London, England (CNN) -- Parts of Scotland and northern England were under several feet of water Friday morning after raging rivers burst their banks and flooded towns, officials said.
A police officer was missing after flooding in Cumbria, near the border with Scotland, Cumbria police said Friday. An earlier report that 11 people were missing was incorrect, a police spokesman said.
The Cumbria town of Cockermouth was one of the worst hit. The Georgian market town sits at the junction of two rivers, the Cocker and the Derwent, which raged overnight and flooded the town center.
The waters were so strong at times that rescuers could not send their boats against the flow to reach trapped residents, witnesses said.
Two bridges in Workington, about seven miles east of Cockermouth, collapsed because of the floods, Cumbria police said. Engineers are trying to assess bridges for structural damage, though the work is difficult while the waters remain high, police said.
Witnesses said the nearby town of Keswick, about 10 miles to the southeast of Cockermouth, was also badly hit.
The Fire Service and Royal Air Force evacuated about 200 people by helicopter from Cockermouth's main street and town square, both cut off by the floodwaters, Cumbria police said.
Police advised against all non-essential travel in Cumbria because many roads are closed and impassable.
Several reception centers were set up at schools and leisure centers for residents forced from their homes, the police said.
British Prime Minister Gordon Brown spoke with Cumbria's chief constable Friday morning and promised him any government help he needs, Brown's office at Downing Street said.
"His thoughts are with all those who have been impacted by the floods and our thanks go to the emergency services, who continue their extraordinary efforts to help those affected," a statement from his office said.
Environment Secretary Hilary Benn was in Cumbria on Friday to assess a government response, Downing Street said.
There were no deaths reported from the floods, which began Thursday after heavy rain swept over the region.

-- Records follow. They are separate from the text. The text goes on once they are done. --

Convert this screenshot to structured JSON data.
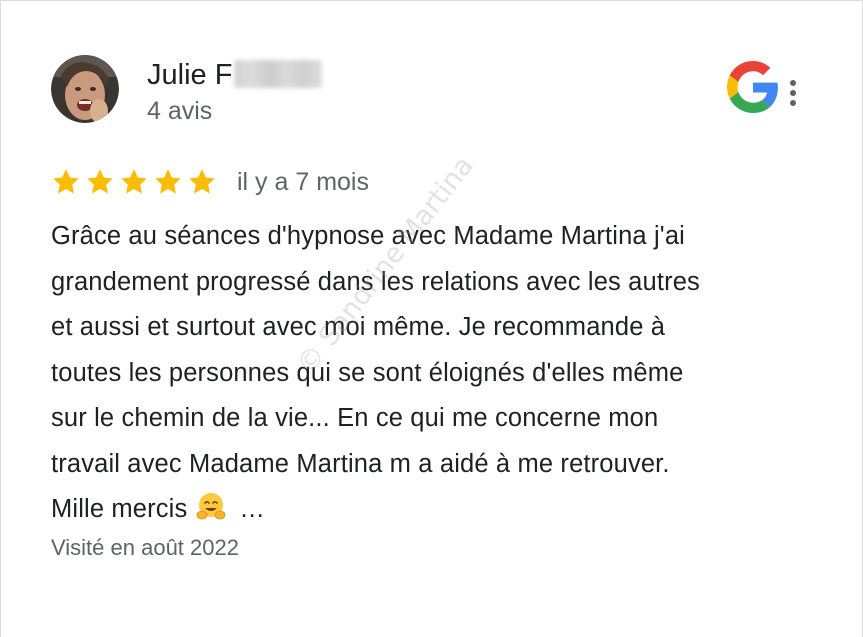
{
  "reviewer": {
    "name": "Julie F",
    "review_count": "4 avis"
  },
  "rating": {
    "stars": 5,
    "max_stars": 5,
    "date": "il y a 7 mois",
    "star_color": "#FBBC04"
  },
  "review": {
    "lines": [
      "Grâce au séances d'hypnose avec Madame Martina j'ai",
      "grandement progressé dans les relations avec les autres",
      "et aussi et surtout avec moi même. Je recommande à",
      "toutes les personnes qui se sont éloignés d'elles même",
      "sur le chemin de la vie... En ce qui me concerne mon",
      "travail avec Madame Martina m a aidé à me retrouver.",
      "Mille mercis"
    ],
    "emoji_icon": "hugging-face-emoji",
    "more_label": "…"
  },
  "visited": "Visité en août 2022",
  "watermark": "© Sandrine Martina",
  "icons": {
    "google": "google-logo-icon",
    "more": "more-vertical-icon"
  }
}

One of the largest recorded totals was in Seathwaite, about 20 miles south of Cockermouth, known for being one of the wettest places in the United Kingdom. About 14.6 inches (372 millimeters) of rain fell there between Wednesday night and 4 a.m. Friday (11 p.m. ET Thursday), said forecaster Robin Thwaytes of the Met Office weather service.
"It's a phenomenal amount of rain to come down in such a short period of time," he said.
Bad weather was forecast to continue across the United Kingdom over the next few days, with more heavy rain and gale-force winds bringing the continued risk of flooding, the Met Office said.
The heaviest of the rain is expected to continue to fall over Cumbria and western parts of Scotland, along with north Wales, the Met Office said.
Another 3 to 4 inches (75 to 100 millimeters) of rain was expected over those regions Friday, with another 6 inches (150 millimeters) over the higher areas of Cumbria, the Met Office said.
"The rain will fall on areas that are already saturated, and we are working closely with agencies, local authorities and emergency services to ensure they are prepared," Met Office Chief Forecaster Bob Wilderspinou said.
The greatest risk of flooding may have passed, however, Thwaytes said.
"I think the worst of the rain has gone, (though) obviously there's still some water to come down," he said. "The flooding risk is still there for probably another six to 12 hours, but after that I think the flooding levels will start to come down quite quickly."
Cockermouth, the birthplace of poet William Wordsworth and mutineer Fletcher Christian, was just days away from its annual celebration to turn on the town's Christmas lights.
It is a popular tourist town near the Lake District, which is known for outstanding natural beauty.